Work request: With the pictures left out, output the records below exactly.
=== Supplied material ===
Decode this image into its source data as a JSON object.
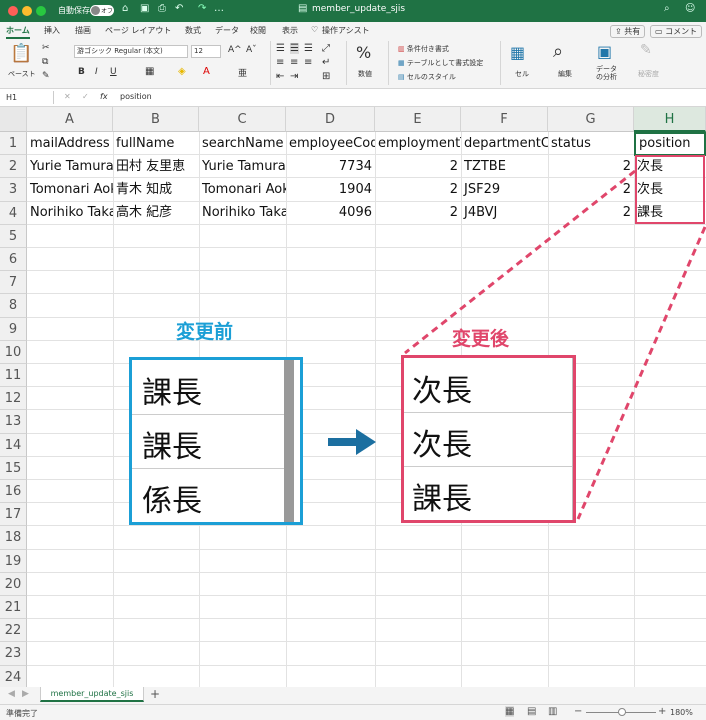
{
  "titlebar": {
    "autosave_label": "自動保存",
    "autosave_state": "オフ",
    "filename": "member_update_sjis"
  },
  "ribbon_tabs": [
    "ホーム",
    "挿入",
    "描画",
    "ページ レイアウト",
    "数式",
    "データ",
    "校閲",
    "表示"
  ],
  "tell_me": "操作アシスト",
  "share_label": "共有",
  "comment_label": "コメント",
  "ribbon": {
    "paste_label": "ペースト",
    "font_name": "游ゴシック Regular (本文)",
    "font_size": "12",
    "number_label": "数値",
    "cond_format": "条件付き書式",
    "table_format": "テーブルとして書式設定",
    "cell_styles": "セルのスタイル",
    "cells_label": "セル",
    "edit_label": "編集",
    "analyze_label": "データ\nの分析",
    "sensitivity_label": "秘密度"
  },
  "formula_bar": {
    "name_box": "H1",
    "fx": "fx",
    "formula": "position"
  },
  "columns": [
    "A",
    "B",
    "C",
    "D",
    "E",
    "F",
    "G",
    "H"
  ],
  "rows": [
    "1",
    "2",
    "3",
    "4",
    "5",
    "6",
    "7",
    "8",
    "9",
    "10",
    "11",
    "12",
    "13",
    "14",
    "15",
    "16",
    "17",
    "18",
    "19",
    "20",
    "21",
    "22",
    "23",
    "24"
  ],
  "cells": {
    "header": [
      "mailAddress",
      "fullName",
      "searchName",
      "employeeCode",
      "employmentType",
      "departmentCode",
      "status",
      "position"
    ],
    "row2": [
      "Yurie Tamura",
      "田村 友里恵",
      "Yurie Tamura",
      "7734",
      "2",
      "TZTBE",
      "2",
      "次長"
    ],
    "row3": [
      "Tomonari Aoki",
      "青木 知成",
      "Tomonari Aoki",
      "1904",
      "2",
      "JSF29",
      "2",
      "次長"
    ],
    "row4": [
      "Norihiko Takagi",
      "高木 紀彦",
      "Norihiko Takagi",
      "4096",
      "2",
      "J4BVJ",
      "2",
      "課長"
    ]
  },
  "annotation": {
    "before_label": "変更前",
    "after_label": "変更後",
    "before_values": [
      "課長",
      "課長",
      "係長"
    ],
    "after_values": [
      "次長",
      "次長",
      "課長"
    ],
    "before_color": "#1b9fd6",
    "after_color": "#e0466b",
    "arrow_color": "#1c6fa0"
  },
  "sheet_tab": "member_update_sjis",
  "status_text": "準備完了",
  "zoom": "180%",
  "colors": {
    "excel_green": "#1f7244"
  }
}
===
Exercise result:
Decode this image into its source data as a JSON object.
{
  "titlebar": {
    "autosave_label": "自動保存",
    "autosave_state": "オフ",
    "filename": "member_update_sjis"
  },
  "ribbon_tabs": [
    "ホーム",
    "挿入",
    "描画",
    "ページ レイアウト",
    "数式",
    "データ",
    "校閲",
    "表示"
  ],
  "tell_me": "操作アシスト",
  "share_label": "共有",
  "comment_label": "コメント",
  "ribbon": {
    "paste_label": "ペースト",
    "font_name": "游ゴシック Regular (本文)",
    "font_size": "12",
    "number_label": "数値",
    "cond_format": "条件付き書式",
    "table_format": "テーブルとして書式設定",
    "cell_styles": "セルのスタイル",
    "cells_label": "セル",
    "edit_label": "編集",
    "analyze_label": "データ\nの分析",
    "sensitivity_label": "秘密度"
  },
  "formula_bar": {
    "name_box": "H1",
    "fx": "fx",
    "formula": "position"
  },
  "columns": [
    "A",
    "B",
    "C",
    "D",
    "E",
    "F",
    "G",
    "H"
  ],
  "rows": [
    "1",
    "2",
    "3",
    "4",
    "5",
    "6",
    "7",
    "8",
    "9",
    "10",
    "11",
    "12",
    "13",
    "14",
    "15",
    "16",
    "17",
    "18",
    "19",
    "20",
    "21",
    "22",
    "23",
    "24"
  ],
  "cells": {
    "header": [
      "mailAddress",
      "fullName",
      "searchName",
      "employeeCode",
      "employmentType",
      "departmentCode",
      "status",
      "position"
    ],
    "row2": [
      "Yurie Tamura",
      "田村 友里恵",
      "Yurie Tamura",
      "7734",
      "2",
      "TZTBE",
      "2",
      "次長"
    ],
    "row3": [
      "Tomonari Aoki",
      "青木 知成",
      "Tomonari Aoki",
      "1904",
      "2",
      "JSF29",
      "2",
      "次長"
    ],
    "row4": [
      "Norihiko Takagi",
      "高木 紀彦",
      "Norihiko Takagi",
      "4096",
      "2",
      "J4BVJ",
      "2",
      "課長"
    ]
  },
  "annotation": {
    "before_label": "変更前",
    "after_label": "変更後",
    "before_values": [
      "課長",
      "課長",
      "係長"
    ],
    "after_values": [
      "次長",
      "次長",
      "課長"
    ],
    "before_color": "#1b9fd6",
    "after_color": "#e0466b",
    "arrow_color": "#1c6fa0"
  },
  "sheet_tab": "member_update_sjis",
  "status_text": "準備完了",
  "zoom": "180%",
  "colors": {
    "excel_green": "#1f7244"
  }
}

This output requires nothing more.